According to the American Dental Association, your child should start developing their primary “baby” teeth between the ages of 6 months and 1 year old. By the age of 3 most children have a full set of 20 primary teeth.
Baby teeth’s lifespan is short, most kids start losing their baby teeth between the ages of five to seven years old. It’s not that rare; however, for a child to start losing their baby teeth at four years old. Some experts claim that girls lose their teeth before boys. Dentists are unsure why that is, other than that girls tend to develop a little faster than boys.
What Causes Baby Teeth to Fall Out?
Naturally, baby teeth fall out when your child’s adult teeth are ready to come in, causing the baby teeth to get loose. When the adult tooth in the gums is ready to come in, it “pushes” the baby tooth out.

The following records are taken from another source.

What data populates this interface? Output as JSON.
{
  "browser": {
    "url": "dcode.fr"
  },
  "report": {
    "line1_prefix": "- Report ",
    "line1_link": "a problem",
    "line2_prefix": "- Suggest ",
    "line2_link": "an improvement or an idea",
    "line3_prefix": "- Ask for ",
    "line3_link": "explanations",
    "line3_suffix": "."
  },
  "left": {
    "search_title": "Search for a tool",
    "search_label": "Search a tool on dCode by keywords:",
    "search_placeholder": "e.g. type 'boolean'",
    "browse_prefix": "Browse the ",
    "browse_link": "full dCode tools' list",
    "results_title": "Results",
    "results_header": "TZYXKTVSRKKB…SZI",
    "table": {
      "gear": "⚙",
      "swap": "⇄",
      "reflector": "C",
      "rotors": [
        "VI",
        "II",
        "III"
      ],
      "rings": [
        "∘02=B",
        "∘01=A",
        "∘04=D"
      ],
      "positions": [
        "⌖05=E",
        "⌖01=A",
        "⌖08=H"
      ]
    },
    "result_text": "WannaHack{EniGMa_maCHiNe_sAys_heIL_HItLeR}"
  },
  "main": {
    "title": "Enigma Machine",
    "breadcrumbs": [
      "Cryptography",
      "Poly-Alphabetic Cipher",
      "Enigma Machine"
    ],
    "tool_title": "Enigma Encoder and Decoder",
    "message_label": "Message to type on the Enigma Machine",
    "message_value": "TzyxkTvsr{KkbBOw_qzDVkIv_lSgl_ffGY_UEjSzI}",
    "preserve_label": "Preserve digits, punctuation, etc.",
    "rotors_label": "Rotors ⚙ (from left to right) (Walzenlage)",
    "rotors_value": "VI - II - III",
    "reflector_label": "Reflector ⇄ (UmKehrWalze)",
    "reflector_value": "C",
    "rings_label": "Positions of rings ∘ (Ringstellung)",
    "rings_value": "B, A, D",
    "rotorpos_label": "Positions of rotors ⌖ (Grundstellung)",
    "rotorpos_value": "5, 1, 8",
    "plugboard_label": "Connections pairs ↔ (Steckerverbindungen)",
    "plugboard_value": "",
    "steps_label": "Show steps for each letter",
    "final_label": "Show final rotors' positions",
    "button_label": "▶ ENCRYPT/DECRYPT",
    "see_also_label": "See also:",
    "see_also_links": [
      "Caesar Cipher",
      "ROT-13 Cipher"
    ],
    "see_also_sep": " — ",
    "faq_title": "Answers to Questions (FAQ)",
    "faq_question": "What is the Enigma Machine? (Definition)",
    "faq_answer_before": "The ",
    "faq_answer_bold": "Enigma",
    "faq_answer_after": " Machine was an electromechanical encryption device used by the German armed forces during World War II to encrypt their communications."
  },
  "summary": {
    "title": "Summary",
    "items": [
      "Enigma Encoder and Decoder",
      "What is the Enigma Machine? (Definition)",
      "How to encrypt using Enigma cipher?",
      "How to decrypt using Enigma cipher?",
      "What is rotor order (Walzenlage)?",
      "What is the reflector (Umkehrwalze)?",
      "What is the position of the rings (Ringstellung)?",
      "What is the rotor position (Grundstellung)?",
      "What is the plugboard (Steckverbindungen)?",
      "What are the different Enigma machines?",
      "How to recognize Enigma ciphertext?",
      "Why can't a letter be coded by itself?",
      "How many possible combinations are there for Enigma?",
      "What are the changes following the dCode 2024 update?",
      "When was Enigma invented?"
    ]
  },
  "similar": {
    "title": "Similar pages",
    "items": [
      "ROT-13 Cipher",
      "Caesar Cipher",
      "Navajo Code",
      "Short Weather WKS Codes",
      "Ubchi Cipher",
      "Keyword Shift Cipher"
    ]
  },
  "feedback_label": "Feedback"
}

Oftentimes when children lose baby teeth early it’s due to trauma such as a fall or being hit in the mouth. If it is one of the front teeth, known as the incisors, and there are no signs of trauma or decay, there is no need to be alarmed, they tend to fall out first.
Should I Pull It Out?
Often times parents wonder if they should pull out their childrens loose teeth or if they should let nature take its course. Some parents have moved on from the string-around-the-door-handle maneuver of extracting their child’s teeth and have found some very creative means to yank their kids baby teeth, including using a rocket, a javelin and a bow and arrow.
Mosts dentists recommend not to yank any loose teeth. If your child insists you remove it, grasp the loose tooth with a kleenex or piece of gauze and attempt to pull it with a quick yank and twist. If the tooth doesn’t come, don’t force it, let nature take its course and wait a few days.
If you’re concerned about a baby tooth that doesn’t seem to be loosening or feel that it should have already come out, contact our office to see if we have any recommendations or if the tooth needs to be professionally extracted.
Once the tooth comes out be sure to reinforce proper dental hygiene habits (including flossing and brushing) and then decide how “generous” the tooth fairy is going to be…